Out on the open road, the CUV premise begins to pay dividends.  With a lower centre of gravity than most SUVs, the XCeed turns in quickly and corners flatter than you might be expecting, and although the steering lacks much in the way of feedback, Kia have optimised its responsiveness while reducing steering effort at low speeds.

The suspension has been softened slightly to increase bump absorption, while new hydraulic bump-stops cushion their impact should you run out of travel.  Interestingly, Kia say they specify different spring rates for each engine, suggesting each is the result of fairly extensive testing and optimisation.

All of which is a long-winded way of saying the new XCeed drives much like you’d hope it would: nowhere near as roly as a full-fat SUV, but with a blend of hatchback agility and long-legged bump-absorption that’s really quite useful on today’s roads.

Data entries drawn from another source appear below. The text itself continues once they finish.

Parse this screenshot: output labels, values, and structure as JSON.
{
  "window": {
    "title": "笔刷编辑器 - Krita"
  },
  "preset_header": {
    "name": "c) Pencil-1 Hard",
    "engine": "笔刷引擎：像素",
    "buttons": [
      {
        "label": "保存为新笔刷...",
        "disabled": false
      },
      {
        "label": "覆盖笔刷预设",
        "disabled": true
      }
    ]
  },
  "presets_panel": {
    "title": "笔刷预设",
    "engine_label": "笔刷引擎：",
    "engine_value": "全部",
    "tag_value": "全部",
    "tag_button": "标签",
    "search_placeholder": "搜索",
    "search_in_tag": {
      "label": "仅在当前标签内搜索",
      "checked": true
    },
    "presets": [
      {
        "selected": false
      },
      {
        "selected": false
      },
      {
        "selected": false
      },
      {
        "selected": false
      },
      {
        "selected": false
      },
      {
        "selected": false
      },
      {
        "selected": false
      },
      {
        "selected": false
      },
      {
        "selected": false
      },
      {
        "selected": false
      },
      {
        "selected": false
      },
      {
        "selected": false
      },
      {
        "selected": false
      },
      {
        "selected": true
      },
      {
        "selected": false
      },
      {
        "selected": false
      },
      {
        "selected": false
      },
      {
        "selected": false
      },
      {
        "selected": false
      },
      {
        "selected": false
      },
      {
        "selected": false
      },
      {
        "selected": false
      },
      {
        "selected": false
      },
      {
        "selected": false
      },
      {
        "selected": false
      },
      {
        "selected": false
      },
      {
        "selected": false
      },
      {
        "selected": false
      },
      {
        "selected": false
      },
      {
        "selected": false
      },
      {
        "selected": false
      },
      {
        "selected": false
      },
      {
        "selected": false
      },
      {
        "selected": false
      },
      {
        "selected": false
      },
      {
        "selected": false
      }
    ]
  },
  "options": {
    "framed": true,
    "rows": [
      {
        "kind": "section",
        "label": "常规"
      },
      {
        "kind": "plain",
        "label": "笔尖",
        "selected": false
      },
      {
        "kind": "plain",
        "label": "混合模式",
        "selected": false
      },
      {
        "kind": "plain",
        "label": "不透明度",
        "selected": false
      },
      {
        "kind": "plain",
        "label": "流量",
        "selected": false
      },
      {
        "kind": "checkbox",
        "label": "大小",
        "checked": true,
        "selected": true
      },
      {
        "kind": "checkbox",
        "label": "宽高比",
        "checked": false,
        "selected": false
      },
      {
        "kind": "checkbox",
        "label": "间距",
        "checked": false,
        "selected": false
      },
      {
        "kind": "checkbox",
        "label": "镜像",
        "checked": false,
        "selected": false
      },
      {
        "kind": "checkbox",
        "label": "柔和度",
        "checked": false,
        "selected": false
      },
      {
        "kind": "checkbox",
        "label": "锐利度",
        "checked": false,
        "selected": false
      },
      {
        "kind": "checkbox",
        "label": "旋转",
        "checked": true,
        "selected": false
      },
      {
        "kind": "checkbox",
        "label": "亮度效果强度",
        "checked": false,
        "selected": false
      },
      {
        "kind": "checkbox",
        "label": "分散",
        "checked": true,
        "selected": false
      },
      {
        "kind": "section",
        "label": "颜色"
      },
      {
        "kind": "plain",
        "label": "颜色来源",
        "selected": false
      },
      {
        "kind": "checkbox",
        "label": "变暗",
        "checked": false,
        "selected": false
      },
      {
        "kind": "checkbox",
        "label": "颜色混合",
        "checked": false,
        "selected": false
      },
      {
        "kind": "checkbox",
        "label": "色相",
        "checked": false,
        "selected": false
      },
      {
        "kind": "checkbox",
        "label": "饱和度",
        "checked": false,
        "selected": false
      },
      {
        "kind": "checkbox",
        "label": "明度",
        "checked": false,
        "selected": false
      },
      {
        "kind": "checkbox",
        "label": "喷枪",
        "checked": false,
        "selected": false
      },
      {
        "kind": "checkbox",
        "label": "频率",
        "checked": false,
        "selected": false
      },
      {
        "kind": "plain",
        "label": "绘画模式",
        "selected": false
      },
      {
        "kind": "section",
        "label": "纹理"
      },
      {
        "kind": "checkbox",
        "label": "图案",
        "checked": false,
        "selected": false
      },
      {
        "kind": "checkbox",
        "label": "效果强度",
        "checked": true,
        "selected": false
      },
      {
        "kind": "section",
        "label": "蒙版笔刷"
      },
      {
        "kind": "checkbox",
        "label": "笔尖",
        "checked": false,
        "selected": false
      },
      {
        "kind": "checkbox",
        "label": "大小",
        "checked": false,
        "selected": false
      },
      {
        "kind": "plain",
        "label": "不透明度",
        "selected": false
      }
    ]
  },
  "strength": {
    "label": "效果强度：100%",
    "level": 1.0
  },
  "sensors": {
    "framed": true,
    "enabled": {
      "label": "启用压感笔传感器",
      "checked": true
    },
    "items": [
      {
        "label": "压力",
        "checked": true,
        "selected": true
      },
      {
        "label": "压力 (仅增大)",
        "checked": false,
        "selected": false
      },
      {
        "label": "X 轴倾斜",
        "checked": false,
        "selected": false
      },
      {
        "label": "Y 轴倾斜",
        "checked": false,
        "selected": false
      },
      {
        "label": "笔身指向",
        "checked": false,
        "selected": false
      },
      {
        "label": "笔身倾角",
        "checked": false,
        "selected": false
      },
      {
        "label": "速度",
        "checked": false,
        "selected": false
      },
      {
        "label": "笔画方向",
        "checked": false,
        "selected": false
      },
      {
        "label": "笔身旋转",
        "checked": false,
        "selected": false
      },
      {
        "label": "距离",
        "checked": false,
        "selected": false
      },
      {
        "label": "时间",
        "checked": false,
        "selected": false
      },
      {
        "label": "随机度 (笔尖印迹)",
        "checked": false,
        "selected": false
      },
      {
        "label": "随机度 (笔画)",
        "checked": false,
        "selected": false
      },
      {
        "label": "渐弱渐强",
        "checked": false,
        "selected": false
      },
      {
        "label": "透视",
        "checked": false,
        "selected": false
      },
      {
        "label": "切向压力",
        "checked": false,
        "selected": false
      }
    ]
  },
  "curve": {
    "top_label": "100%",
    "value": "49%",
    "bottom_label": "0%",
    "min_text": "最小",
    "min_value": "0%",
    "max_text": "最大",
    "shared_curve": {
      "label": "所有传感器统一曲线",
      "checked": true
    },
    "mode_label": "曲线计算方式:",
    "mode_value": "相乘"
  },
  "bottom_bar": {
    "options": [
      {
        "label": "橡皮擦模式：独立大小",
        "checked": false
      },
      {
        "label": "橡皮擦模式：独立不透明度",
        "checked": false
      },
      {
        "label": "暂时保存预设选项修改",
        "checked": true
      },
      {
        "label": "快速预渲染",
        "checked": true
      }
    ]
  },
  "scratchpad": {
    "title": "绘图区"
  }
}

Foibles are limited to just two that we noticed: the 1.4 takes a good few revolutions before the start/stop system fires it back up, and on each cold start, the lane keep assist turned itself back on, even if we’d disabled it in the vehicle settings.  Hardly show-stoppers, either of them.

Prices for the Kia XCeed start at £20,795 for the entry-level ‘2’, a mid-range ‘3’ will cost you £23,295, while our 1.4 DCT First Edition tipped in at £29,195.

Something smaller?  Try the Kia Stonic.  If only an SUV will do, that’ll be the Kia Sportage.

Tester’s Notes

  • Engine very quiet at idle
  • Digital cluster and wide touch-screen both appealing to use; cluster a little over-bright; brightness settings have little effect
  • Lane keep assist keeps turning on
  • DCT makes edging out at blind junctions difficult
  • Engine slow to restart after stop/start activation
  • 44mpg on test
Entry-level Price£20,795Price as tested£29,195
Engine1353cc 4-cyl petrol turboTransmission7-speed DCT
Power138hp @ 6,000rpmTorque242Nm @ 1,500-3,200rpm
0-609.2 secsTop speed124 mph
Economy40.4 mpg (WLTP)CO2134 g/km
Dimensions4395 x 1826 x 1495 (LxWxH)Kerb Weight1375 kg